- Keep some form of rhythm in your day to keep yourself grounded. Design your day in a way that makes looking after yourself a priority. Define your simple pleasures and weave them throughout your week so that you have little pops of joy to look forward to, whether that’s connecting with an old friend on a phone call, learning a new skill, revisiting former passions or hobbies or simply making time for rest.
- I find that focusing on what I can control helps me to remain on an even keel. If you find yourself worrying, choosing to think about the day you’re in, rather than thinking too far ahead into the week or month can really help to keep things in perspective.
- Go into each day with a clearly defined purpose to stay positive and hopeful. Each night I do a digital detox where I switch off from my electronic devices and give myself a window of an hour, screen-free before my head hits the pillow. I love to call this time my ‘bedtime sanctuary’. I find that nurturing a good night’s sleep really helps me to lift the ‘brain-fog’ I feel when I’m lacking rest and helps me to feel more inclined to think positively during the day.
- Limit your intake of social media to help prevent information overload and stick to just the formal updates and recommendations.
- Eat in a well-balanced way.

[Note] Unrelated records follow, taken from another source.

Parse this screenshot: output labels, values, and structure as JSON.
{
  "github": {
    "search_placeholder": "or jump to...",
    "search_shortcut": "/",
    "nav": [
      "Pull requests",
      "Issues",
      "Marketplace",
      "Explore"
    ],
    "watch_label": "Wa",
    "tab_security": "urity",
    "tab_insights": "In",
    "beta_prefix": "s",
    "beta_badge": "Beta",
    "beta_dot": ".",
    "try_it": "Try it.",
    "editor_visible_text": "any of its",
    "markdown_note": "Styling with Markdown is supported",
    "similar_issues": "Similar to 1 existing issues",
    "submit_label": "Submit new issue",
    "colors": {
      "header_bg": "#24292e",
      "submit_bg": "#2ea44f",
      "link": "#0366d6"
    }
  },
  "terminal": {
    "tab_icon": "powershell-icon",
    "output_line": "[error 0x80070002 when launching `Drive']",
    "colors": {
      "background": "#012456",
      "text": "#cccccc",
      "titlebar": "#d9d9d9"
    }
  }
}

I like to base my meals and snacks on vegetables, fruits, lean sources of protein including legumes, beans, pulses and including heart healthy fats helps me to feel well. I love to present my meals and snacks in a way that look as delicious as they taste – it takes a little extra time, but it’s worth it as it helps me to be more mindful when I eat.
- Exercise and moving your body is an important part of self-care. Get your 10,000 steps in daily as a baseline and step it up with structured workouts across the week to help keep things interesting.